The term ‘occupancy’ is a hot topic when talking about highbay LED lighting. The problem is that when you talk to an Operations Manager at a warehouse or manufacturing facility, ‘occupancy’ represents how busy the facility is. If you are running a 3PL warehouse, you like to see the racks filled to the rafters.  In fact, these facilities are designed so that 60% to 70% of the facility, at the very least, is used frequently.  So when Digital Lumens comes into the facility and tells the an Operations Manager that it is only 20% “occupied”, we often get stares of disbelief. That’s because ‘occupancy’ in our world means something entirely different.
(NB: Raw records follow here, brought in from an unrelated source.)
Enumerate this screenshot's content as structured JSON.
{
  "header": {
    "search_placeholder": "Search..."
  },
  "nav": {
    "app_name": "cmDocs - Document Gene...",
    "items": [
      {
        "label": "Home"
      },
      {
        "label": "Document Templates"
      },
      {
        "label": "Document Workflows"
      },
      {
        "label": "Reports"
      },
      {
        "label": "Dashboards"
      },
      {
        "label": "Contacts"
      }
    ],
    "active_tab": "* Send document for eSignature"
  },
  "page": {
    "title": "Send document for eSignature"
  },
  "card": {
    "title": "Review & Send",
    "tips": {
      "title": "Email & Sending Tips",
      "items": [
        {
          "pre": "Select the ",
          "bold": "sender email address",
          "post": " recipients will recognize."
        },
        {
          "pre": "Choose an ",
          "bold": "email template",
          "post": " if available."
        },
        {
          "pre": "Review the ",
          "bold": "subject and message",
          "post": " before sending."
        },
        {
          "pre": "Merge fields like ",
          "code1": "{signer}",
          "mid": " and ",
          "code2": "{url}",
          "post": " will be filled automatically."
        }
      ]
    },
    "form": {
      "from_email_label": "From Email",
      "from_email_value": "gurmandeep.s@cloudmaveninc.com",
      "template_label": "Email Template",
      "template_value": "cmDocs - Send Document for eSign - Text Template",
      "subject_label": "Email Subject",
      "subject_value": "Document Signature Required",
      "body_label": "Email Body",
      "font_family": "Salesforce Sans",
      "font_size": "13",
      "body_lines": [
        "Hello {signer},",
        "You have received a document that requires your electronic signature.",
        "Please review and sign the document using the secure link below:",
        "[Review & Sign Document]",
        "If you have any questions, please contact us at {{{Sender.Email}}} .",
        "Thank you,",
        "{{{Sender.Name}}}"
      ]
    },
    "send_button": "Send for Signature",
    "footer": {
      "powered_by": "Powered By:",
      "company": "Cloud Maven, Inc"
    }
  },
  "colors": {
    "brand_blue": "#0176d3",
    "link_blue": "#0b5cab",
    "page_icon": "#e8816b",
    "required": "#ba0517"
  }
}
It means how long a light needs to be on.

And it turns out that most lights in most facilities don’t have to be on 100% of the time – creating a major energy-savings opportunity.  Typically, each light only needs to be on briefly – especially when you figure that the average warehouse has one employee for every 10,000 square feet.  It’s pretty difficult for a forklift operator to be everywhere every moment of the day, so why should you pay to light spaces where your operators aren’t?

And that’s where the many benefits of highbay LED lights come into play.  Unlike conventional lighting sources, LED lighting is immune to the life-cycle reduction problems that plague fluorescents, so they’re easily integrated with occupancy sensors that aggressively turn them on and off based upon local activity.  Intelligently and rapidly turning LED lights on and off saves huge amounts of energy and money – without compromising facility safety of performance or lighting lifetimes.  In fact, LED lifetime is measured in ‘on time’ <link to our earlier blog post on LED lifetime>, so every moment that the fixture is off is another moment of calendar lifetime for the LED. (Worth noting is that conventional lighting, such as fluorescent fixtures, can’t be turned on an off too frequently without greatly lowering the life of the fixture and tubes, as well as potentially violating the warranty.)

But back to occupancy.  What Digital Lumens and our network of resellers mean when we discuss occupancy in industrial LED lighting is what percentage of overall time any one highbay LED light will be on.  For many facilities, that number is 20%.

So, instead of continuing to use the same word for lighting that also pertains to inventory levels, we’ve started using the term ‘Total Lighting Time’ to refer to what percentage of time lights need to be on to support the general activity patterns in a facility.  Does this mean that a facility isn’t busy if we say that occupancy is 20%? No. Just the opposite.  The busier the facility is, the more rapidly the lights will cycle on and off as staff move through.  But because operators are moving quickly through an area, lights cycle on and off, meaning that the lights aren’t staying on any longer than needed. And, as described in ‘Black is the New Green’, the more you can lower the Total Lighting Time by turning off the light, the more money you can save.

In our next post, I’ll dig into how managing settings in the lighting system make all the difference.